* [Exercise]: Your answer is every line of the material below in which the string "nhận" occurs.

* [Material shown]:
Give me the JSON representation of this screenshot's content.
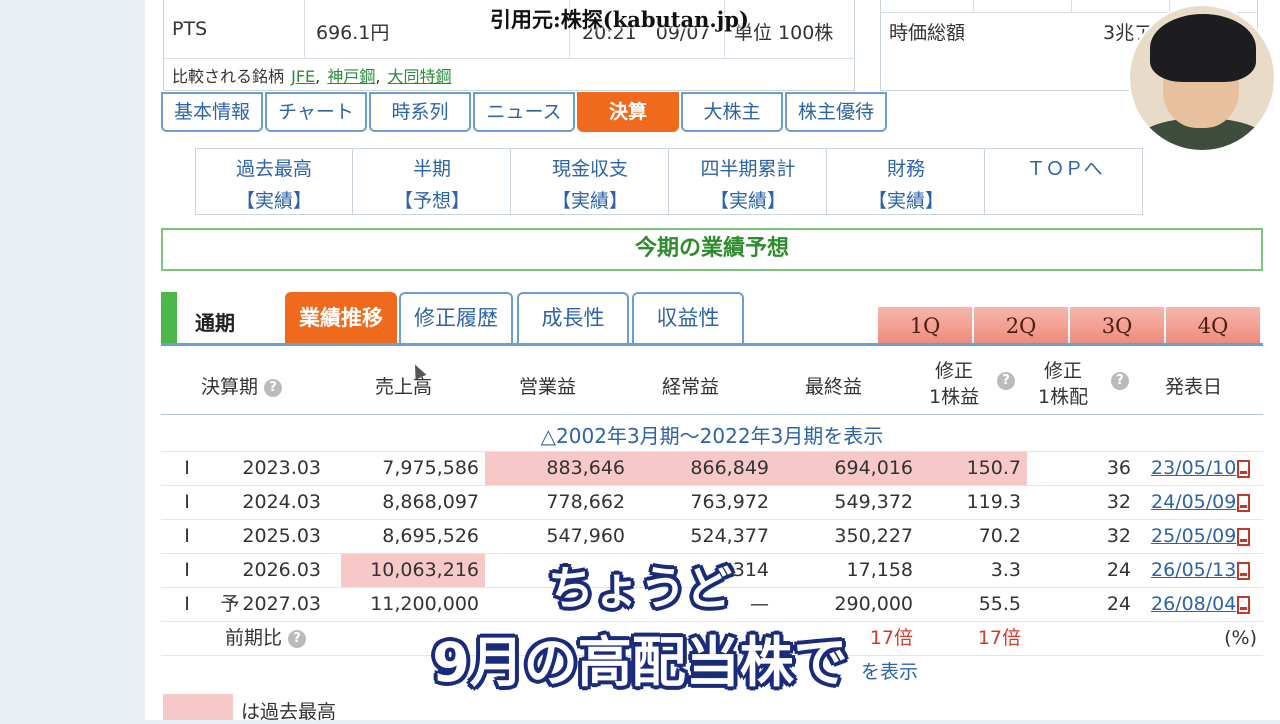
{
  "credit": "引用元:株探(kabutan.jp)",
  "quote": {
    "pts_label": "PTS",
    "pts_value": "696.1円",
    "pts_time": "20:21　09/07",
    "unit": "単位 100株",
    "compare_label": "比較される銘柄",
    "compare": [
      "JFE",
      "神戸鋼",
      "大同特鋼"
    ],
    "market_cap_label": "時価総額",
    "market_cap_value": "3兆ア"
  },
  "tabs": [
    "基本情報",
    "チャート",
    "時系列",
    "ニュース",
    "決算",
    "大株主",
    "株主優待"
  ],
  "active_tab": "決算",
  "subnav": [
    {
      "l1": "過去最高",
      "l2": "【実績】"
    },
    {
      "l1": "半期",
      "l2": "【予想】"
    },
    {
      "l1": "現金収支",
      "l2": "【実績】"
    },
    {
      "l1": "四半期累計",
      "l2": "【実績】"
    },
    {
      "l1": "財務",
      "l2": "【実績】"
    },
    {
      "l1": "ＴＯＰへ",
      "l2": ""
    }
  ],
  "heading": "今期の業績予想",
  "section": {
    "label": "通期",
    "tabs": [
      "業績推移",
      "修正履歴",
      "成長性",
      "収益性"
    ],
    "quarters": [
      "1Q",
      "2Q",
      "3Q",
      "4Q"
    ]
  },
  "table": {
    "headers": [
      "決算期",
      "売上高",
      "営業益",
      "経常益",
      "最終益",
      "修正",
      "1株益",
      "修正",
      "1株配",
      "発表日"
    ],
    "show_link": "△2002年3月期～2022年3月期を表示",
    "rows": [
      {
        "kind": "I",
        "forecast": "",
        "period": "2023.03",
        "sales": "7,975,586",
        "op": "883,646",
        "ord": "866,849",
        "net": "694,016",
        "eps": "150.7",
        "div": "36",
        "date": "23/05/10"
      },
      {
        "kind": "I",
        "forecast": "",
        "period": "2024.03",
        "sales": "8,868,097",
        "op": "778,662",
        "ord": "763,972",
        "net": "549,372",
        "eps": "119.3",
        "div": "32",
        "date": "24/05/09"
      },
      {
        "kind": "I",
        "forecast": "",
        "period": "2025.03",
        "sales": "8,695,526",
        "op": "547,960",
        "ord": "524,377",
        "net": "350,227",
        "eps": "70.2",
        "div": "32",
        "date": "25/05/09"
      },
      {
        "kind": "I",
        "forecast": "",
        "period": "2026.03",
        "sales": "10,063,216",
        "op": "",
        "ord": "314",
        "net": "17,158",
        "eps": "3.3",
        "div": "24",
        "date": "26/05/13"
      },
      {
        "kind": "I",
        "forecast": "予",
        "period": "2027.03",
        "sales": "11,200,000",
        "op": "",
        "ord": "—",
        "net": "290,000",
        "eps": "55.5",
        "div": "24",
        "date": "26/08/04"
      }
    ],
    "prev_ratio_label": "前期比",
    "prev_ratio_net": "17倍",
    "prev_ratio_eps": "17倍",
    "percent": "(%)",
    "show_bottom": "を表示"
  },
  "legend": "は過去最高",
  "subtitle": {
    "line1": "ちょうど",
    "line2": "9月の高配当株で"
  },
  "colors": {
    "accent": "#f06a1e",
    "link": "#2d63a8",
    "record_high": "#f7c8c8",
    "green": "#4db84a"
  }
}
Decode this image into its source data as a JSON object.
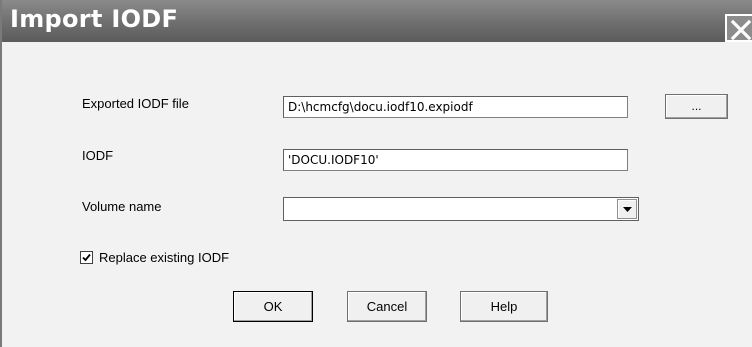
{
  "dialog": {
    "title": "Import IODF",
    "close_icon": "close-icon"
  },
  "form": {
    "exported_file_label": "Exported IODF file",
    "exported_file_value": "D:\\hcmcfg\\docu.iodf10.expiodf",
    "browse_label": "...",
    "iodf_label": "IODF",
    "iodf_value": "'DOCU.IODF10'",
    "volume_label": "Volume name",
    "volume_value": "",
    "replace_label": "Replace existing IODF",
    "replace_checked": true
  },
  "buttons": {
    "ok": "OK",
    "cancel": "Cancel",
    "help": "Help"
  }
}
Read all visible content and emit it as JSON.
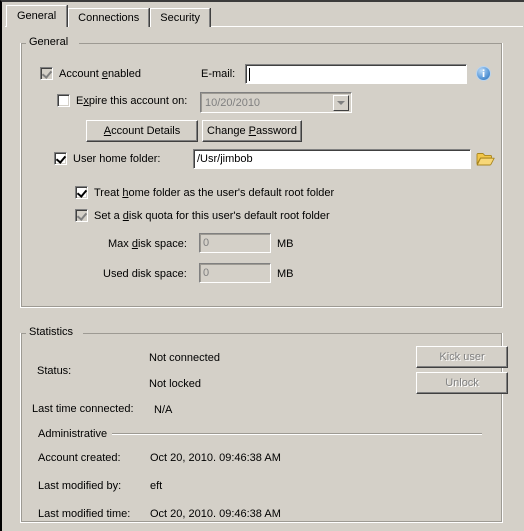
{
  "tabs": [
    {
      "label": "General",
      "selected": true
    },
    {
      "label": "Connections",
      "selected": false
    },
    {
      "label": "Security",
      "selected": false
    }
  ],
  "general_group": {
    "title": "General",
    "account_enabled": {
      "label": "Account enabled",
      "accel": "e",
      "checked": true,
      "enabled": false
    },
    "email": {
      "label": "E-mail:",
      "value": "",
      "placeholder": ""
    },
    "expire_account": {
      "label": "Expire this account on:",
      "accel": "x",
      "checked": false,
      "enabled": true
    },
    "expire_date": {
      "value": "10/20/2010",
      "enabled": false
    },
    "account_details_button": {
      "label": "Account Details",
      "accel": "A"
    },
    "change_password_button": {
      "label": "Change Password",
      "accel": "P"
    },
    "user_home_folder": {
      "label": "User home folder:",
      "checked": true,
      "enabled": true
    },
    "home_folder_path": {
      "value": "/Usr/jimbob"
    },
    "browse_folder_icon": "folder-open-icon",
    "info_icon": "info-icon",
    "treat_home_folder": {
      "label": "Treat home folder as the user's default root folder",
      "accel": "h",
      "checked": true,
      "enabled": true
    },
    "set_disk_quota": {
      "label": "Set a disk quota for this user's default root folder",
      "accel": "d",
      "checked": true,
      "enabled": false
    },
    "max_disk_space": {
      "label": "Max disk space:",
      "accel": "d",
      "value": "0",
      "unit": "MB",
      "enabled": false
    },
    "used_disk_space": {
      "label": "Used disk space:",
      "value": "0",
      "unit": "MB",
      "enabled": false
    }
  },
  "statistics_group": {
    "title": "Statistics",
    "status_label": "Status:",
    "status_connection": "Not connected",
    "status_lock": "Not locked",
    "last_time_connected_label": "Last time connected:",
    "last_time_connected_value": "N/A",
    "kick_user_button": {
      "label": "Kick user",
      "enabled": false
    },
    "unlock_button": {
      "label": "Unlock",
      "enabled": false
    },
    "administrative_label": "Administrative",
    "account_created_label": "Account created:",
    "account_created_value": "Oct 20, 2010. 09:46:38 AM",
    "last_modified_by_label": "Last modified by:",
    "last_modified_by_value": "eft",
    "last_modified_time_label": "Last modified time:",
    "last_modified_time_value": "Oct 20, 2010. 09:46:38 AM"
  },
  "colors": {
    "window_background": "#d4d0c8",
    "field_background": "#ffffff",
    "disabled_text": "#808080",
    "info_icon_blue": "#4a8fd6",
    "folder_icon_gold": "#e8b73a"
  }
}
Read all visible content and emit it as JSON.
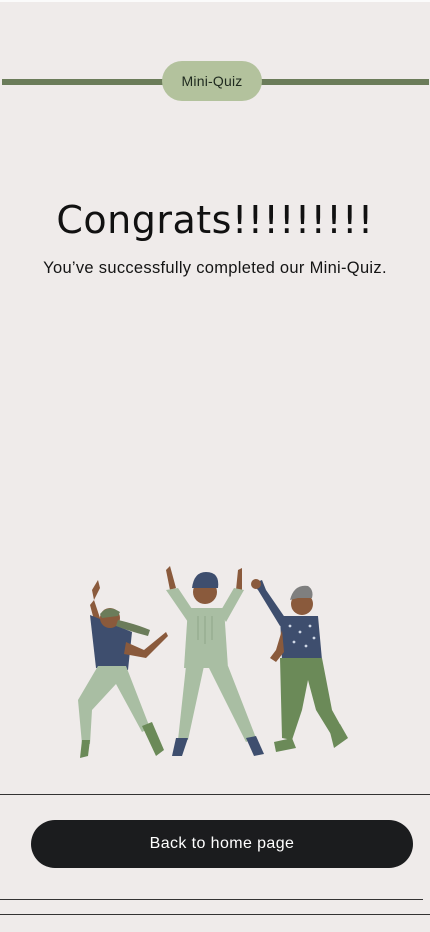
{
  "header": {
    "pill_label": "Mini-Quiz"
  },
  "main": {
    "title": "Congrats!!!!!!!!!",
    "subtitle": "You’ve successfully completed our Mini-Quiz."
  },
  "footer": {
    "home_button_label": "Back to home page"
  },
  "colors": {
    "background": "#efebea",
    "accent_green": "#6b7c5a",
    "pill_green": "#b3c29d",
    "button_dark": "#1b1c1e"
  },
  "illustration": {
    "icon": "dancing-people-illustration"
  }
}
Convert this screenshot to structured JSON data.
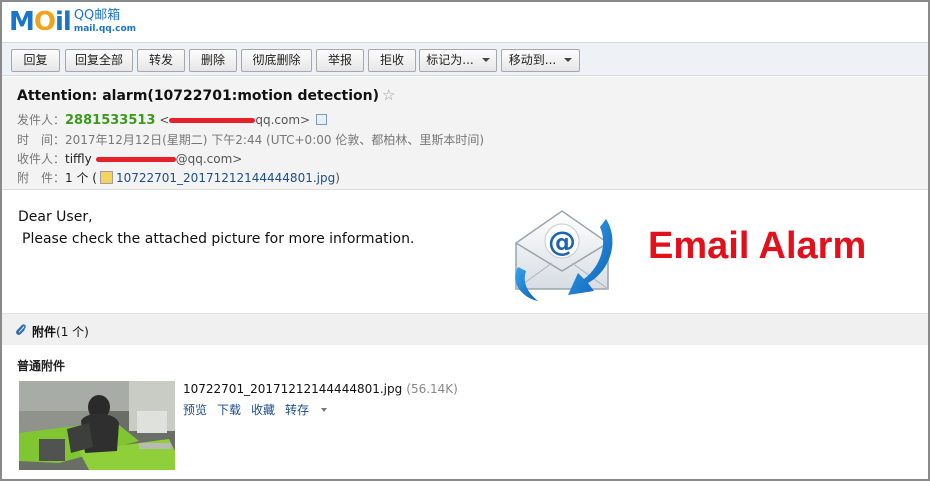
{
  "brand": {
    "logo_m": "M",
    "logo_o": "O",
    "logo_il": "il",
    "logo_qq": "QQ邮箱",
    "logo_url": "mail.qq.com"
  },
  "toolbar": {
    "reply": "回复",
    "reply_all": "回复全部",
    "forward": "转发",
    "delete": "删除",
    "delete_permanently": "彻底删除",
    "report": "举报",
    "reject": "拒收",
    "mark_as": "标记为...",
    "move_to": "移动到..."
  },
  "mail": {
    "subject": "Attention: alarm(10722701:motion detection)",
    "star": "☆",
    "from_label": "发件人：",
    "from_name": "2881533513",
    "from_addr_open": "<",
    "from_addr_domain": "qq.com>",
    "time_label": "时　间：",
    "time_value": "2017年12月12日(星期二) 下午2:44 (UTC+0:00 伦敦、都柏林、里斯本时间)",
    "to_label": "收件人：",
    "to_name": "tiffly",
    "to_addr_domain": "@qq.com>",
    "attach_label": "附　件：",
    "attach_count_prefix": "1 个 (",
    "attach_file": "10722701_20171212144444801.jpg",
    "attach_count_suffix": ")"
  },
  "body": {
    "greeting": "Dear User,",
    "message": "Please check the attached picture for more information.",
    "alarm_banner": "Email Alarm",
    "envelope_symbol": "@"
  },
  "attachments": {
    "header_label": "附件",
    "header_count": "(1 个)",
    "section_type": "普通附件",
    "file_name": "10722701_20171212144444801.jpg",
    "file_size": "(56.14K)",
    "actions": {
      "preview": "预览",
      "download": "下载",
      "favorite": "收藏",
      "save_to": "转存"
    }
  }
}
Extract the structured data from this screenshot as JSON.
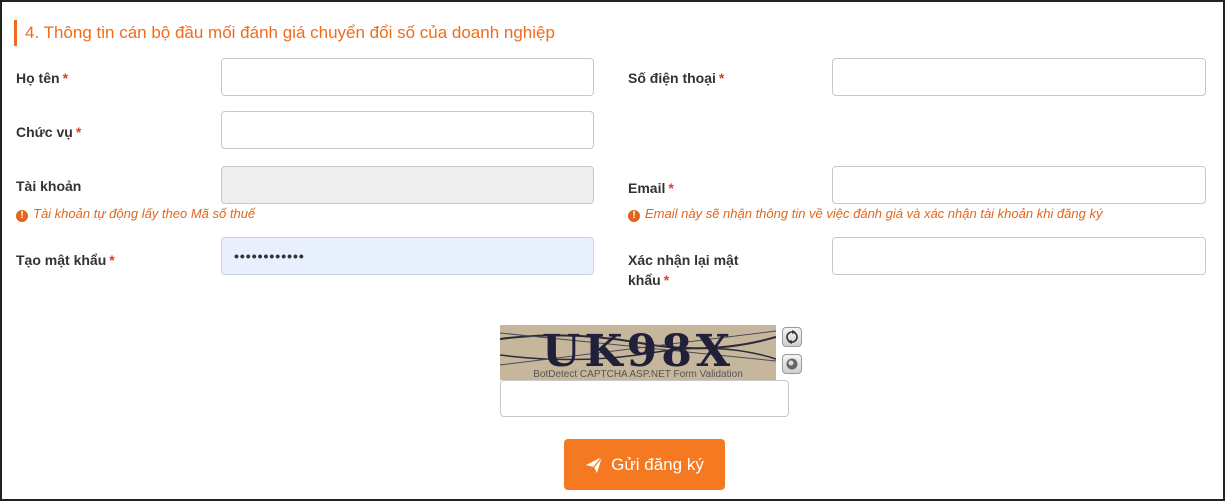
{
  "section": {
    "title": "4. Thông tin cán bộ đầu mối đánh giá chuyển đổi số của doanh nghiệp"
  },
  "required_mark": "*",
  "form": {
    "full_name": {
      "label": "Họ tên",
      "value": ""
    },
    "phone": {
      "label": "Số điện thoại",
      "value": ""
    },
    "position": {
      "label": "Chức vụ",
      "value": ""
    },
    "account": {
      "label": "Tài khoản",
      "value": "",
      "hint": "Tài khoản tự động lấy theo Mã số thuế"
    },
    "email": {
      "label": "Email",
      "value": "",
      "hint": "Email này sẽ nhận thông tin về việc đánh giá và xác nhận tài khoản khi đăng ký"
    },
    "password": {
      "label": "Tạo mật khẩu",
      "value": "••••••••••••"
    },
    "confirm_password": {
      "label_line1": "Xác nhận lại mật",
      "label_line2": "khẩu",
      "value": ""
    }
  },
  "captcha": {
    "code": "UK98X",
    "caption": "BotDetect CAPTCHA ASP.NET Form Validation",
    "input_value": ""
  },
  "submit": {
    "label": "Gửi đăng ký"
  },
  "colors": {
    "accent": "#f26b1d",
    "button": "#f47920",
    "required": "#e03b2d"
  }
}
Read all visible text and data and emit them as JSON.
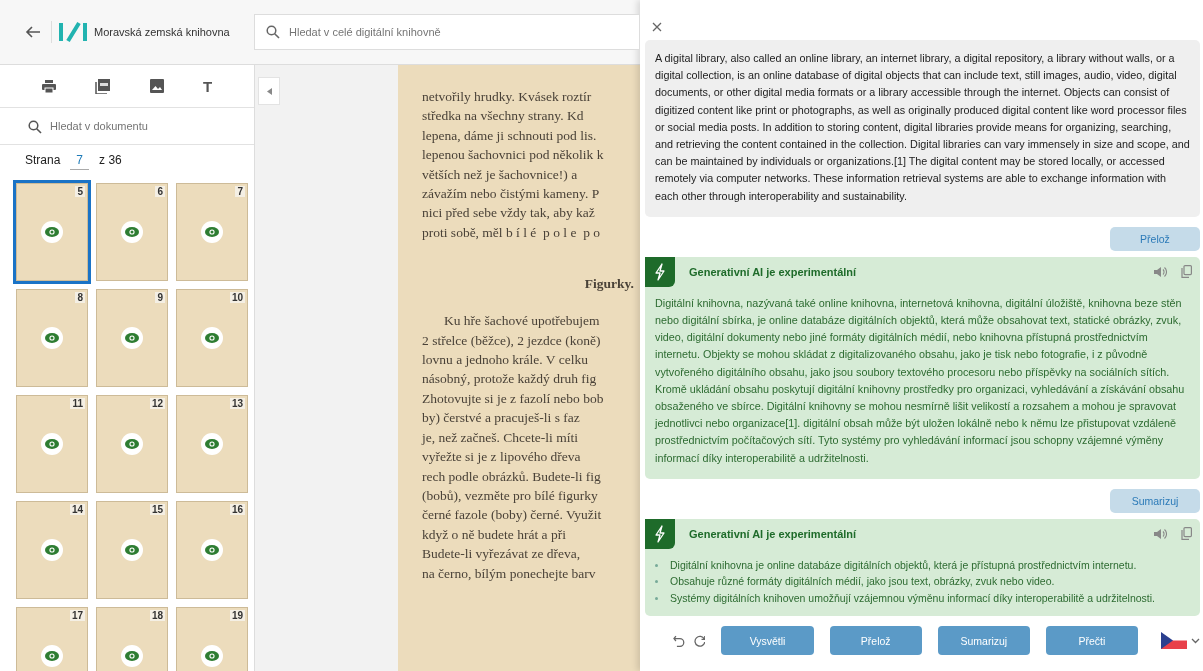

* [Completed task]:
      "hint": "Email này sẽ nhận thông tin về việc đánh giá và xác nhận tài khoản khi đăng ký"
      "label_line1": "Xác nhận lại mật",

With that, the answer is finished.